It's not the thoughtful, professional rejections that keep me up at night. It's the rejection from everyone else, and that includes you. When you forward me this link, or any other form of thoughtless, hollow advice, for the umpteenth time, you're essentially rejecting me. You're not listening. When it comes down to it, you only have the best of intentions. In essence, you're telling me to "try harder." I would like to pay this kind of encouragement back to you.

Tuesday, September 2, 2014

Here's Why You Shouldn't Care about Jennifer Lawrence's Nude Pics

I first found out about the release of Jennifer Lawrence's nude pics (along with the pics of a bunch of other female celebrities nowhere near as popular as her at the moment) through an article imploring me not to look at them.

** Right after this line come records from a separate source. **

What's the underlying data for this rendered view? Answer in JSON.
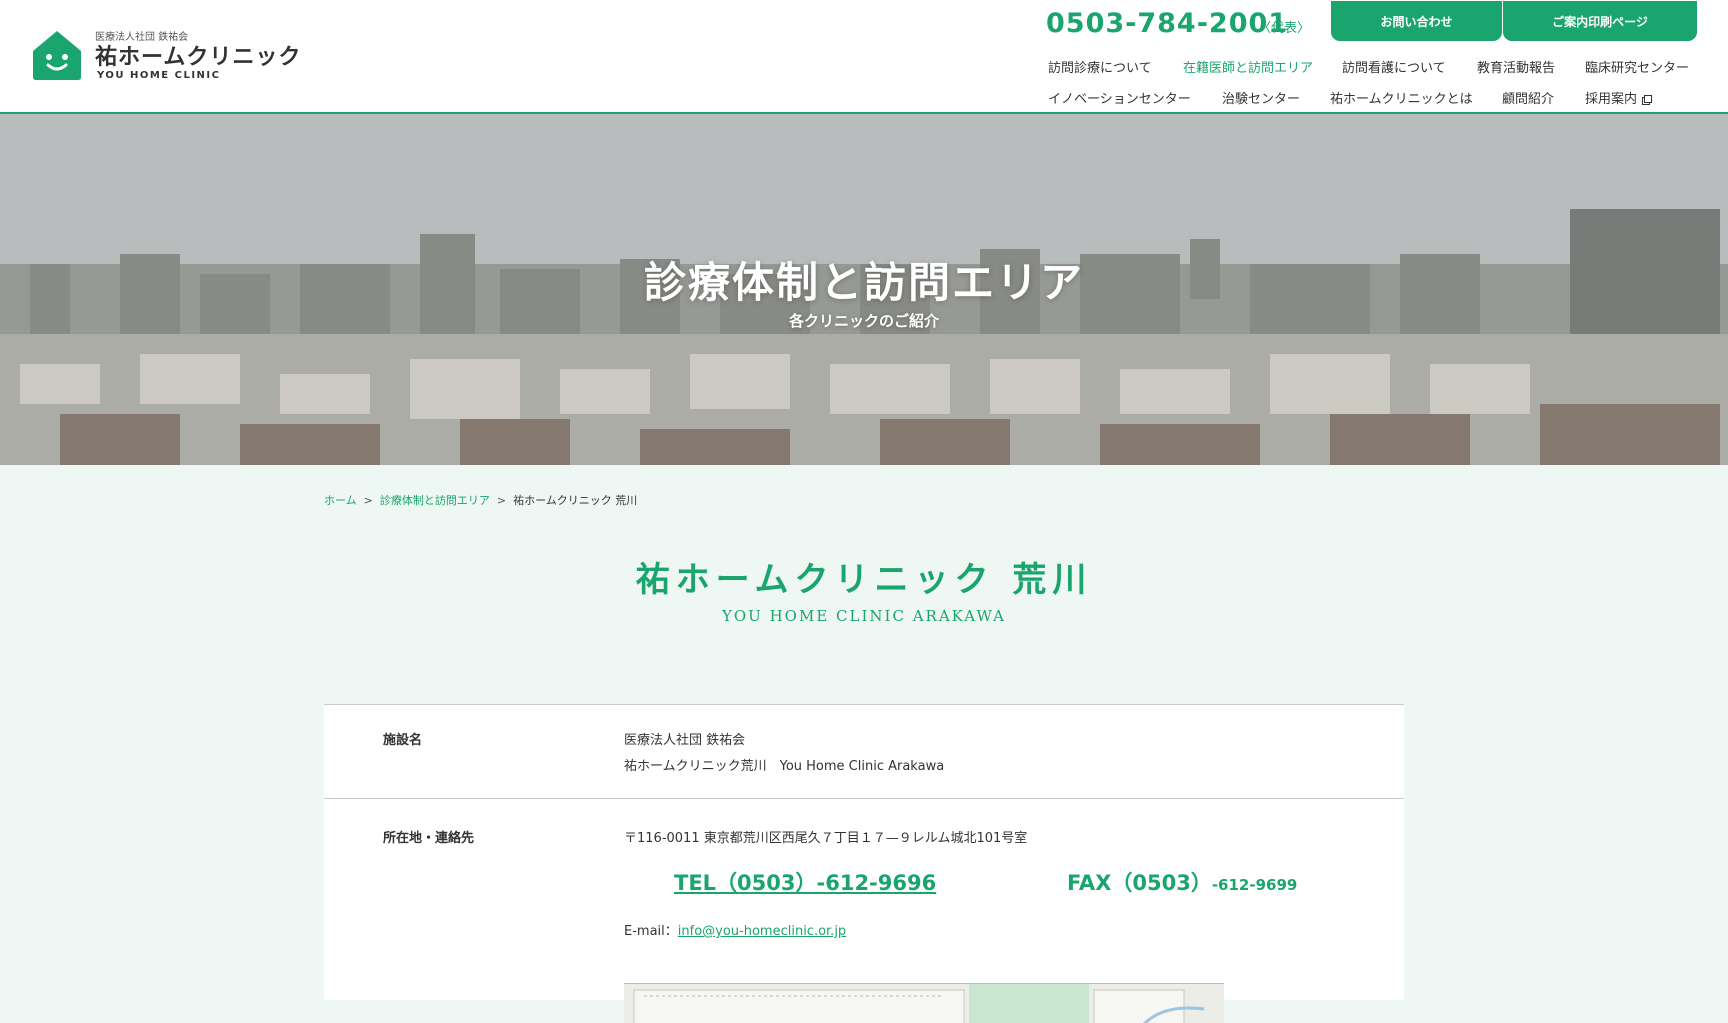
{
  "header": {
    "logo_org": "医療法人社団 鉄祐会",
    "logo_name": "祐ホームクリニック",
    "logo_en": "YOU HOME CLINIC",
    "phone": "0503-784-2001",
    "phone_note": "〈代表〉",
    "contact_button": "お問い合わせ",
    "print_button": "ご案内印刷ページ"
  },
  "nav": {
    "row1": [
      "訪問診療について",
      "在籍医師と訪問エリア",
      "訪問看護について",
      "教育活動報告",
      "臨床研究センター"
    ],
    "row2": [
      "イノベーションセンター",
      "治験センター",
      "祐ホームクリニックとは",
      "顧問紹介",
      "採用案内"
    ],
    "active": "在籍医師と訪問エリア"
  },
  "hero": {
    "title": "診療体制と訪問エリア",
    "subtitle": "各クリニックのご紹介"
  },
  "breadcrumb": {
    "home": "ホーム",
    "parent": "診療体制と訪問エリア",
    "current": "祐ホームクリニック 荒川",
    "separator": ">"
  },
  "clinic": {
    "title": "祐ホームクリニック 荒川",
    "title_en": "YOU HOME CLINIC ARAKAWA"
  },
  "info": {
    "facility_label": "施設名",
    "facility_line1": "医療法人社団 鉄祐会",
    "facility_line2": "祐ホームクリニック荒川　You Home Clinic Arakawa",
    "contact_label": "所在地・連絡先",
    "address": "〒116-0011 東京都荒川区西尾久７丁目１７—９レルム城北101号室",
    "tel": "TEL（0503）-612-9696",
    "fax_main": "FAX（0503）",
    "fax_tail": "-612-9699",
    "email_label": "E-mail：",
    "email": "info@you-homeclinic.or.jp"
  },
  "colors": {
    "brand_green": "#1aa56e",
    "page_background": "#eef7f3"
  }
}
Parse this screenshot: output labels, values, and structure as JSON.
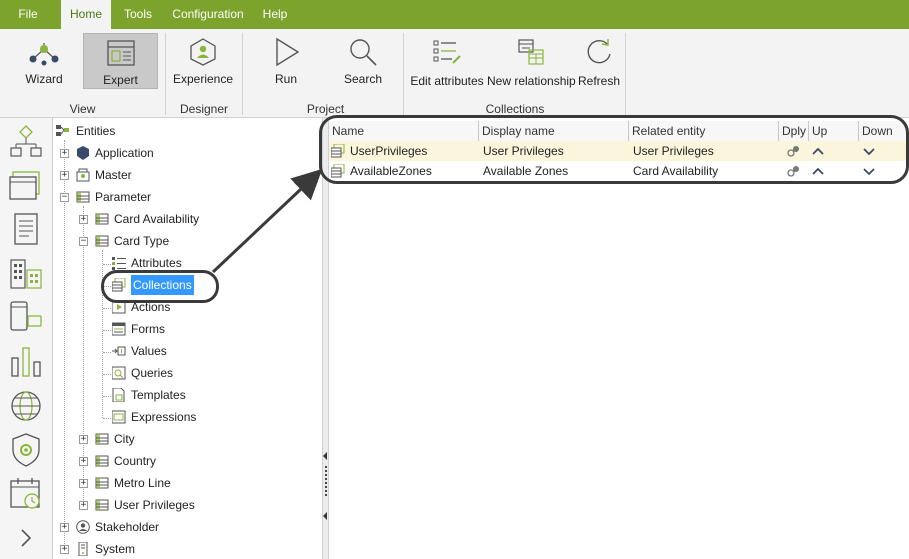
{
  "menu": {
    "items": [
      {
        "label": "File",
        "active": false
      },
      {
        "label": "Home",
        "active": true
      },
      {
        "label": "Tools",
        "active": false
      },
      {
        "label": "Configuration",
        "active": false
      },
      {
        "label": "Help",
        "active": false
      }
    ]
  },
  "ribbon": {
    "groups": {
      "view": "View",
      "designer": "Designer",
      "project": "Project",
      "collections": "Collections"
    },
    "buttons": {
      "wizard": "Wizard",
      "expert": "Expert",
      "experience": "Experience",
      "run": "Run",
      "search": "Search",
      "edit_attributes": "Edit attributes",
      "new_relationship": "New relationship",
      "refresh": "Refresh"
    }
  },
  "tree": {
    "root": "Entities",
    "application": "Application",
    "master": "Master",
    "parameter": "Parameter",
    "card_availability": "Card Availability",
    "card_type": "Card Type",
    "attributes": "Attributes",
    "collections": "Collections",
    "actions": "Actions",
    "forms": "Forms",
    "values": "Values",
    "queries": "Queries",
    "templates": "Templates",
    "expressions": "Expressions",
    "city": "City",
    "country": "Country",
    "metro_line": "Metro Line",
    "user_privileges": "User Privileges",
    "stakeholder": "Stakeholder",
    "system": "System"
  },
  "grid": {
    "columns": {
      "name": "Name",
      "display_name": "Display name",
      "related_entity": "Related entity",
      "dply": "Dply",
      "up": "Up",
      "down": "Down"
    },
    "rows": [
      {
        "name": "UserPrivileges",
        "display_name": "User Privileges",
        "related_entity": "User Privileges"
      },
      {
        "name": "AvailableZones",
        "display_name": "Available Zones",
        "related_entity": "Card Availability"
      }
    ]
  },
  "colors": {
    "menubar": "#7ca32b",
    "accent_green": "#8ab53c",
    "selection": "#3399ff",
    "selected_row": "#fbf5dc"
  }
}
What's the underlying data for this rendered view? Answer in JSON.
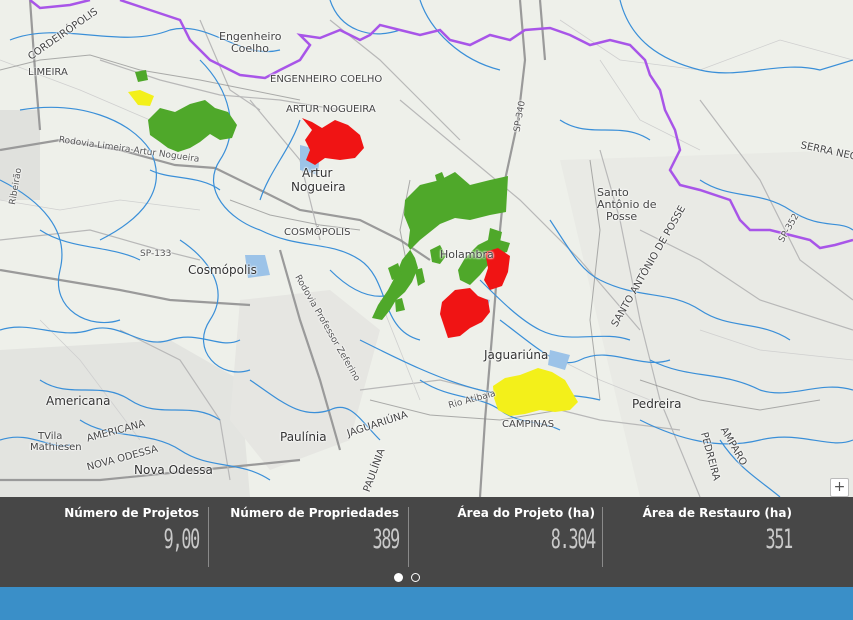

I agreed with the article, and then realized my newsfeed was about to be besieged in an onslaught of articles regarding JLaw's bare body.

I realize none of us have any choice but to care about this issue. We're all at risk of having our computers hacked. We all have said or done things on our computers that we'd rather the world not know about. We're not celebrities, so we have both less to gain and less to lose.

The media has gone so far as to call this a "scandal," cause, you know, celebrities, nudity, blah blah blah. I agree with Scott Mendelson, though, it's most definitely not a scandal. It's an attack. Naked photos do not necessitate the hacking and sharing of said photos. Lena Dunham tweeted, "The 'don't take naked pics if you don't want them online' argument is the 'she was wearing a short skirt' of the web. Ugh." I wholeheartedly share this sentiment. While rape and the hacking of nude pics are not the same crime, they both fall on the spectrum of violation. I shouldn't have to define "violation."

But, of course, people want it to be scandalous because people hate naked bodies. They shouldn't. It's dissonant. We love sex, we love suggestions of sex. There is nothing wrong with that so long as we are not violating others. Jennifer Lawrence is gorgeous. She has nothing to be ashamed of. I am not gorgeous, by my reckoning (have you ever smelled me? Seriously), but I shouldn't be ashamed of my browsing history, or the awful short stories I've typed and summarily deleted, etc. And yet for some reason I am ashamed. What the fuck is that, society? Shame serves a valuable function. You're supposed to feel bad when you've done something wrong. There is nothing wrong with the human body, and if you think it's designed by God then there's especially nothing wrong with it.

You should feel shame if you look at naked pictures of someone that you weren't supposed to see. You shouldn't feel shame if someone sees you naked. It's only complicated because we make it so. We're animals and we're going to die, and god forbid we acknowledge that from time to time.